  39. Perceptions of Decision MakingFY02 Comments (cont.) • Create the One-ORS which is not working. A lot of decisions are made "behind closed doors" and do not include everyone it should. • Improve communication, with consistent message. • Limit micromanaging, actually delegate authority/responsibility. • Use the "chain of command" concept. Have branch or section chiefs consult with next line of supervision before implementing policy. Hire and promote on basis of job qualifications only. • Good headway is being made toward providing decision making authority at the lowest possible level. Simply continue with this concept. • When information is requested that is needed in order to make appropriate decisions, ORS needs to allow an appropriate length of time to provide the information.
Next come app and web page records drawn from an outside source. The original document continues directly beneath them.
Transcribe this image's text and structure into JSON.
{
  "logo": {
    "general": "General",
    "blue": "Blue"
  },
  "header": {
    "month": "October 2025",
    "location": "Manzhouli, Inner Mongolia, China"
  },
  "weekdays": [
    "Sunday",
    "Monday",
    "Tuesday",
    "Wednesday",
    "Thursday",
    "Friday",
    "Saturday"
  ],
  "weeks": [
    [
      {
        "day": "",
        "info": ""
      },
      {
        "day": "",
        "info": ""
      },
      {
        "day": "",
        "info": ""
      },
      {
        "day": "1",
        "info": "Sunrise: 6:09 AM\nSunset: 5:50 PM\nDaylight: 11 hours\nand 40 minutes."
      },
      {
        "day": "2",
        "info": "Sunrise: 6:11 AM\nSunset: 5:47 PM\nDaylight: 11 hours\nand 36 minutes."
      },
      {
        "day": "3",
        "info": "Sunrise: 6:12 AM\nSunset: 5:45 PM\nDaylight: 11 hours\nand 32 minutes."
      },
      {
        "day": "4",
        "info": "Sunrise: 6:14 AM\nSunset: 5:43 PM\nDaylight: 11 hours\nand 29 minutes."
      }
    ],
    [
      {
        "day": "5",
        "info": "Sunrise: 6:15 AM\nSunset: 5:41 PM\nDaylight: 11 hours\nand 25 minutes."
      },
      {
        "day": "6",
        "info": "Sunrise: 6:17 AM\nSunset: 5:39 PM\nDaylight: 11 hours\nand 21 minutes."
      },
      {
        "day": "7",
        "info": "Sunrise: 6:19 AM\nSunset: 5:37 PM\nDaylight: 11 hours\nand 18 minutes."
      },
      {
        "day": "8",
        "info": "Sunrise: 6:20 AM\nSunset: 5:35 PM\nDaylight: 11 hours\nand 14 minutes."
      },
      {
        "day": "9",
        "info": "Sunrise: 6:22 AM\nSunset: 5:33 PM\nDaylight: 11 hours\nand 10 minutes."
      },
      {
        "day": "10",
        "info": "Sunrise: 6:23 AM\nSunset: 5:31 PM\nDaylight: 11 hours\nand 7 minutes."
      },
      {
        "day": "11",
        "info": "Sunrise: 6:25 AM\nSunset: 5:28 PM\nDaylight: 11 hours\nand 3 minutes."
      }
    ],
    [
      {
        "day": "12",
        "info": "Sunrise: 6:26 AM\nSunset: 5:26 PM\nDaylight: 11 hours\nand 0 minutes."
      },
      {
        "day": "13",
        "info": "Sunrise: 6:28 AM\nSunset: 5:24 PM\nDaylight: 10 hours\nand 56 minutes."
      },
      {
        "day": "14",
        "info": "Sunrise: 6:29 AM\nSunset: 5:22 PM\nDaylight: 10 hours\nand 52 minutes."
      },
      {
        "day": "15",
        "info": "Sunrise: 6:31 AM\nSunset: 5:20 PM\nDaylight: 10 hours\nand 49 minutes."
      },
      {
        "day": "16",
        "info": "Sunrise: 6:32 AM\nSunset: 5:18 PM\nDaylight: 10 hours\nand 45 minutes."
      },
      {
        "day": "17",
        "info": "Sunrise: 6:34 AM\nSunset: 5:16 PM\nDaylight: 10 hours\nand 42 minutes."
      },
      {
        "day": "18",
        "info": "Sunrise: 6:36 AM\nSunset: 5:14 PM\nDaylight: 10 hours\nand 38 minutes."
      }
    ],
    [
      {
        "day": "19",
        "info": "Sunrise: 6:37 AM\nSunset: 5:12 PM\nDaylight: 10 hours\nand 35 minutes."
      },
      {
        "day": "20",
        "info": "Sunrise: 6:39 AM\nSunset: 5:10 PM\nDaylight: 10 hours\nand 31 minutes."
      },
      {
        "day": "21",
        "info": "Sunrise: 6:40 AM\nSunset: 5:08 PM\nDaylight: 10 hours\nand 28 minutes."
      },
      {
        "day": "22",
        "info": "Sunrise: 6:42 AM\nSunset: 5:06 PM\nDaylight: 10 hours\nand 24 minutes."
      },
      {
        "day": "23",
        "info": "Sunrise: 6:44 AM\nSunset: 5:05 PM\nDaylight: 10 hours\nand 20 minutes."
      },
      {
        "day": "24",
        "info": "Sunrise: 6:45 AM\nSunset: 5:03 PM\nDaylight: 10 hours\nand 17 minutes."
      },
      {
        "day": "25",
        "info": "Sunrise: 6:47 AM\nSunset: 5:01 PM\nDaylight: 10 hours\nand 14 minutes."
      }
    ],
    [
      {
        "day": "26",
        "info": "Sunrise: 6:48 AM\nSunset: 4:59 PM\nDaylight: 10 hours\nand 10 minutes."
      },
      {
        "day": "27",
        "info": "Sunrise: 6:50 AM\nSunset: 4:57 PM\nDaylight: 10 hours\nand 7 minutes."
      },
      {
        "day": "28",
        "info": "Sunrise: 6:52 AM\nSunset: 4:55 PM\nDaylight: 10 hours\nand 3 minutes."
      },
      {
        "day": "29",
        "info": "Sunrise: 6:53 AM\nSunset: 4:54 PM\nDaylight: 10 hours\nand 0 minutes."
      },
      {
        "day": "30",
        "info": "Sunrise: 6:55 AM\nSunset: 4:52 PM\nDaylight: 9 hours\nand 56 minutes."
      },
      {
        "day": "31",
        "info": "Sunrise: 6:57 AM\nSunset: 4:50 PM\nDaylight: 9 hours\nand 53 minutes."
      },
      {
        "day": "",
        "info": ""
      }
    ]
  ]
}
Too many times, the information is rushed and used out of context.

  40. Perceptions of Decision MakingORSEC FY01 and FY02 Mean Ratings Strongly Agree Neither Strongly Disagree

  41. Perceptions of Decision MakingLeadership Group FY01 and FY02 Mean Ratings Strongly Agree Neither Strongly Disagree